- A St Andrews BioBlitz is scheduled to take place on 3 and 4 June 2016 at the East Sands. For more information, visit the Facebook page www.facebook.com/StABioblitz
- St Andrews Wild Watch Club for children aged 8-14 is held at the St Andrews Botanic Garden, one Saturday of each month
- The new Tropical Butterfly Experience is now open at St Andrews Botanic Garden, part of the 2016 theme of ‘Pollinators’. Regular events are held at the Garden each month for all to enjoy; go to www.st-andrews-botanic.org/ for more information
- Keep Scotland Beautiful is organising a community beach Clean Up event in early autumn as part of their ‘Clean Up Scotland’ campaign. After taking part in the Clean Up, it is planned that school pupils will plant ‘seed bombs’ that they made in Biodiversity Challenge workshops. More information at www.keepscotlandbeautiful.org/randabiodiversitychallenge
- The RSPB is planning to hold Sea Eagle watch events every Saturday in October
- There are four Local Nature Reserves manged by the Fife Coast & Countryside Trust, which are always worth a visit; at Birnie Gaddon, Coul Den, Dalbeath Marsh and the Eden Estuary. For more information go to http://fifecoastandcountrysidetrust.co.uk/Local-Nature-Reserves_32.html
- The local volunteers group, St Andrews in Bloom, as part of a Beautiful Scotland campaign, will plant another wildflower meadow at Cockshaugh Park and will also sow more Bee Diverse seeds at St Andrews Botanic Garden with the junior gardening groups.
This suite of activities builds on the strong existing commitment which St Andrews already has in place to protect, encourage and grow awareness of biodiversity at the local level. Already established initiatives include the Outhead Sheep Grazing project, the environmental management of the Links by St Andrews Links Trust and the West Sands dune habitat restoration initiative. From an educational standpoint, the St Andrews Botanic Garden hosts regular events to connect the local community with nature and wildlife. A major initiative with international implications is also underway through the ‘Saltmarsh of the Fringe’ project which is led by the University of St Andrews Sediment Ecology Research Group (SERG). The project commenced in March 2016 and, over the next three years, will work to regenerate and plant new saltmarsh within the Eden Estuary. As a flagship landscape size local habitat project, the work will deliver important contributions for coastal defence and CO2 capture, while also helping to address coastal habitat decline. Saltmarsh is vital habitat for wildfowl, waders and insects.

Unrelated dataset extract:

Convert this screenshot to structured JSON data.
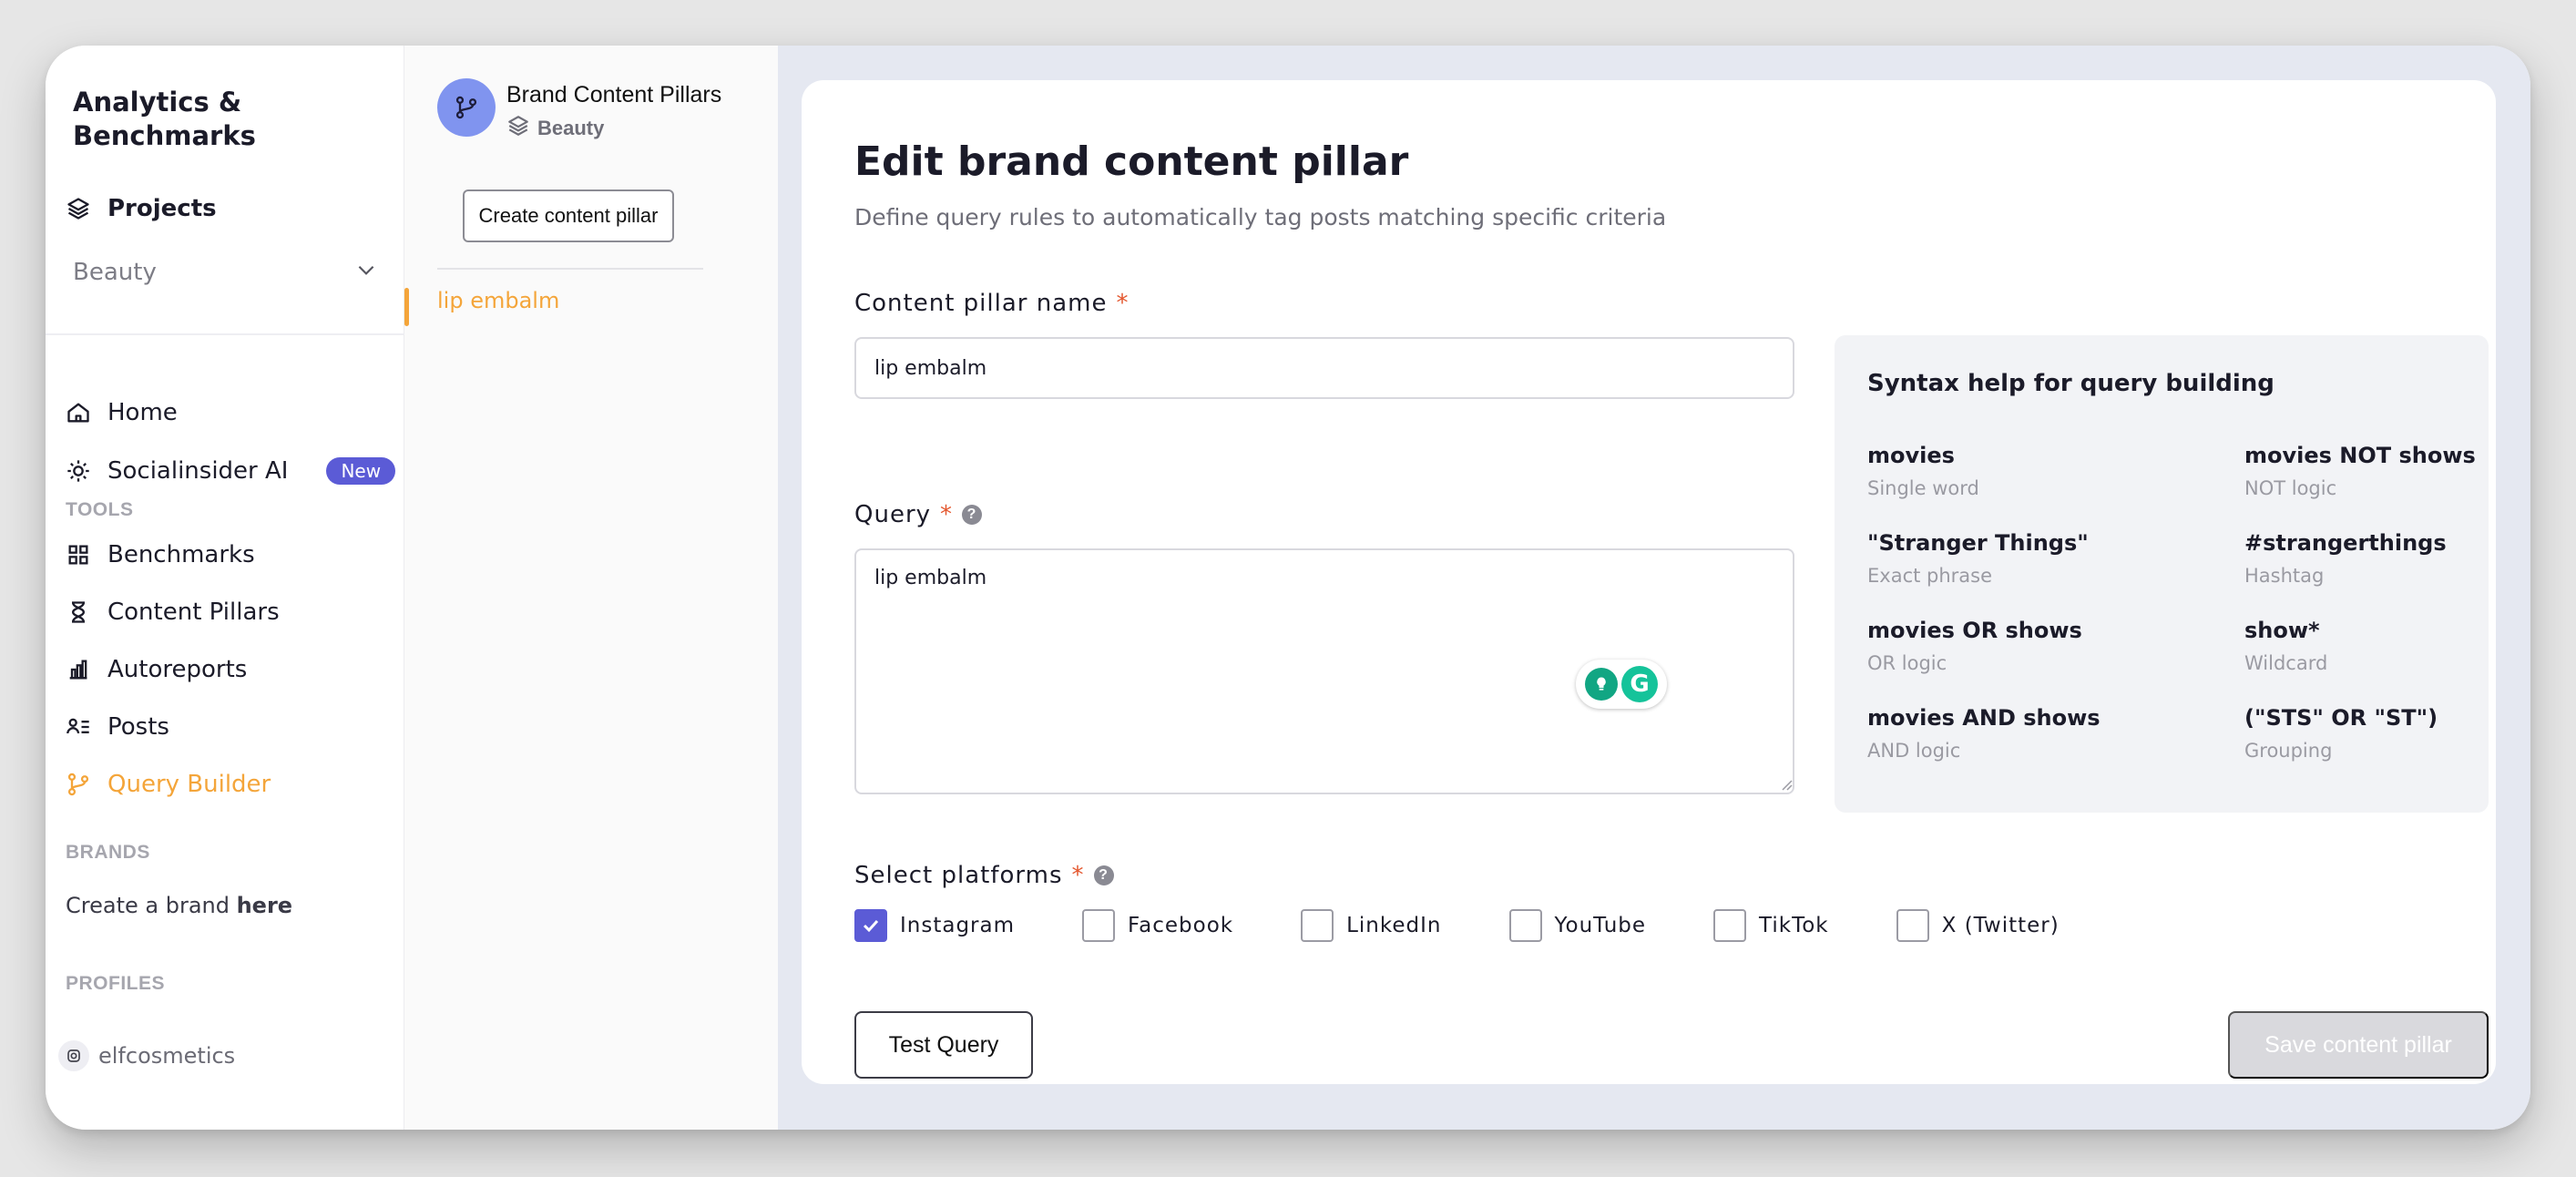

With strong commitments already in place for improving biodiversity across the town, the three new local legacy projects enabled by The Open in 2015 will provide an important additional contribution to positioning St Andrews as a leader in protecting the natural environment.